And so we were off. The weather was dry and mild. A strong south westerly breeze was helping us along and we were covering the distance quickly. Navigation was not a problem in clear conditions and the gentle slopes meant that almost the whole course was runnable. On the way to the first checkpoint we had an encounter with an angry cow, which was protecting two very small calves. There were large numbers of ponies and horses about. Emma, who in the previous 24 hours was showing symptoms of a cold, was galloping along in the front, overtaking just about everything that was moving and I had to try hard to keep up. Setting off late as we did had one beneficial effect for us: There were runners’ trods in the many stretches of tussocky grass and we made maximum use of them wherever possible. The early part of the course had plenty of good streams for drinking but later on the water was quite murky and we both suffered dehydration.
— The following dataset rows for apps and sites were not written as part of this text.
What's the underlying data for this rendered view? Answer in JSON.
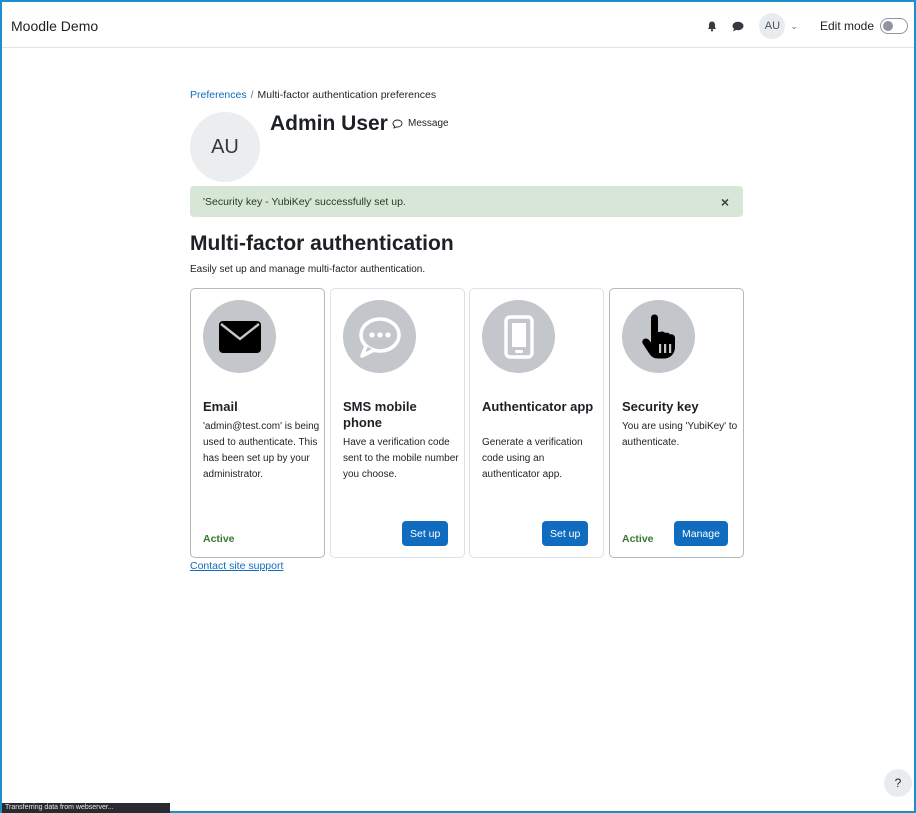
{
  "navbar": {
    "brand": "Moodle Demo",
    "avatar_initials": "AU",
    "edit_mode_label": "Edit mode"
  },
  "breadcrumb": {
    "parent": "Preferences",
    "separator": "/",
    "current": "Multi-factor authentication preferences"
  },
  "user": {
    "initials": "AU",
    "name": "Admin User",
    "message_label": "Message"
  },
  "alert": {
    "message": "'Security key - YubiKey' successfully set up.",
    "close": "×"
  },
  "page": {
    "title": "Multi-factor authentication",
    "description": "Easily set up and manage multi-factor authentication."
  },
  "factors": [
    {
      "title": "Email",
      "description": "'admin@test.com' is being used to authenticate. This has been set up by your administrator.",
      "status": "Active",
      "icon": "envelope-icon"
    },
    {
      "title": "SMS mobile phone",
      "description": "Have a verification code sent to the mobile number you choose.",
      "button": "Set up",
      "icon": "chat-icon"
    },
    {
      "title": "Authenticator app",
      "description": "Generate a verification code using an authenticator app.",
      "button": "Set up",
      "icon": "phone-icon"
    },
    {
      "title": "Security key",
      "description": "You are using 'YubiKey' to authenticate.",
      "status": "Active",
      "button": "Manage",
      "icon": "pointing-hand-icon"
    }
  ],
  "support_link": "Contact site support",
  "help_label": "?",
  "statusbar_text": "Transferring data from webserver...",
  "colors": {
    "primary": "#0f6cbf",
    "success_text": "#357a32",
    "alert_bg": "#d7e6d6",
    "icon_circle": "#c3c6ca"
  }
}
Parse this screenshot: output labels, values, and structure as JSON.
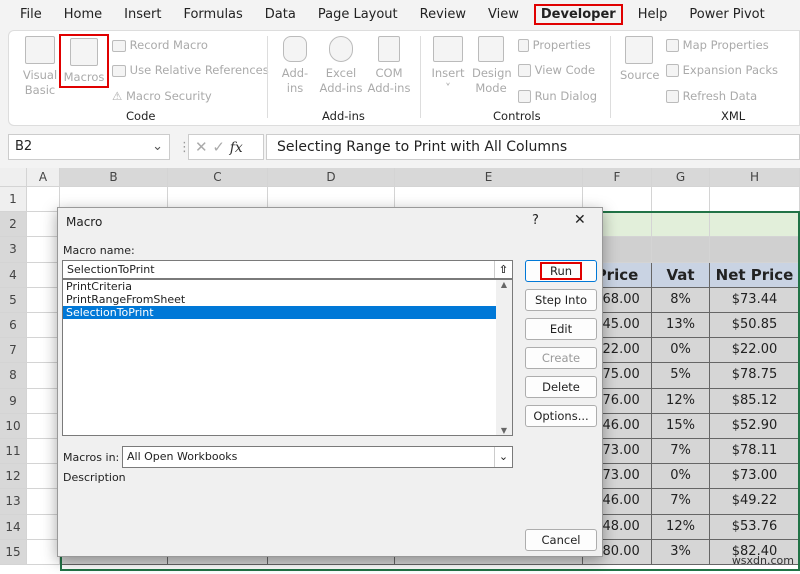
{
  "menu": [
    "File",
    "Home",
    "Insert",
    "Formulas",
    "Data",
    "Page Layout",
    "Review",
    "View",
    "Developer",
    "Help",
    "Power Pivot"
  ],
  "ribbon": {
    "code": {
      "visual_basic": "Visual Basic",
      "macros": "Macros",
      "record_macro": "Record Macro",
      "relative": "Use Relative References",
      "security": "Macro Security",
      "label": "Code"
    },
    "addins": {
      "addins": "Add-ins",
      "excel_addins": "Excel Add-ins",
      "com_addins": "COM Add-ins",
      "label": "Add-ins"
    },
    "controls": {
      "insert": "Insert",
      "design_mode": "Design Mode",
      "properties": "Properties",
      "view_code": "View Code",
      "run_dialog": "Run Dialog",
      "label": "Controls"
    },
    "xml": {
      "source": "Source",
      "map_properties": "Map Properties",
      "expansion_packs": "Expansion Packs",
      "refresh_data": "Refresh Data",
      "label": "XML"
    }
  },
  "formula_bar": {
    "name_box": "B2",
    "fx": "fx",
    "content": "Selecting Range to Print with All Columns"
  },
  "columns": [
    "A",
    "B",
    "C",
    "D",
    "E",
    "F",
    "G",
    "H"
  ],
  "rows": [
    "1",
    "2",
    "3",
    "4",
    "5",
    "6",
    "7",
    "8",
    "9",
    "10",
    "11",
    "12",
    "13",
    "14",
    "15"
  ],
  "table": {
    "headers": [
      "Price",
      "Vat",
      "Net Price"
    ],
    "rows": [
      [
        "$68.00",
        "8%",
        "$73.44"
      ],
      [
        "$45.00",
        "13%",
        "$50.85"
      ],
      [
        "$22.00",
        "0%",
        "$22.00"
      ],
      [
        "$75.00",
        "5%",
        "$78.75"
      ],
      [
        "$76.00",
        "12%",
        "$85.12"
      ],
      [
        "$46.00",
        "15%",
        "$52.90"
      ],
      [
        "$73.00",
        "7%",
        "$78.11"
      ],
      [
        "$73.00",
        "0%",
        "$73.00"
      ],
      [
        "$46.00",
        "7%",
        "$49.22"
      ],
      [
        "$48.00",
        "12%",
        "$53.76"
      ],
      [
        "$80.00",
        "3%",
        "$82.40"
      ]
    ]
  },
  "dialog": {
    "title": "Macro",
    "help": "?",
    "close": "✕",
    "macro_name_label": "Macro name:",
    "macro_name_value": "SelectionToPrint",
    "macros": [
      "PrintCriteria",
      "PrintRangeFromSheet",
      "SelectionToPrint"
    ],
    "selected_index": 2,
    "buttons": {
      "run": "Run",
      "step_into": "Step Into",
      "edit": "Edit",
      "create": "Create",
      "delete": "Delete",
      "options": "Options...",
      "cancel": "Cancel"
    },
    "macros_in_label": "Macros in:",
    "macros_in_value": "All Open Workbooks",
    "description_label": "Description"
  },
  "watermark": "wsxdn.com",
  "colors": {
    "highlight": "#e00000",
    "selection": "#0078d7",
    "header_fill": "#c9d3e3",
    "grid_green": "#217346"
  }
}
We arrived at the overnight camp in good spirits well before dark. It was not the best of places to pitch a tent but at least it was dry and although quite windy it was not cold. Small lightweight tents, such as our Terra Nova laser, offer little comfort but they do keep the wind and the rain out. We rested and fed ourselves and pondered as to what our day 1 result might be. While Emma took a rest, I went to find out. We lay in 18th position out of around 200 teams in our class and much to my delight we were first mixed team by 7 minutes and a very close second on the vets handicap. Emma was pleased to hear the good news. We had a target for day 2: to defend our position. I promised to run faster on Sunday than I did on Saturday, something that I always do in mountain marathons anyway.
With the clocks going back Saturday night is a very long night in the tent. The weather had turned wild. Gale force winds and heavy rain pounded and shook the tent all night long. Despite that, we were very warm in our sleeping bags. I had quite a good sleep, Emma didn’t.
The rain stayed off while we were preparing for the day 2 start but the rest of the day was very wet and we were heading into a strong wind most of the time. The ground was waterlogged and the streams in spate. Visibility was clear to start with but later on the land was covered by a blanket of thick mist. I prefer this condition as it slows down the field and calls for careful navigation. We kept up a good pace and finished day 2 in 11th position, a considerable improvement on day 1. This gave us an overall 14th position, first mixed team and first vets. And we were delighted. In our previous mountain marathon, the Lowe Alpine, we came close to the prizes but a bad day 2 decision and lack of fitness prevented us getting the result we had hoped for. This good result came as a partial compensation to Emma, who had recently lost most of her outdoor gear in a burglary. We left Dartmoor with happy memories and looking forward to the next marathon.
Yiannis Tridimas                     4th November 2010


Posted: Mon 1st Nov 2010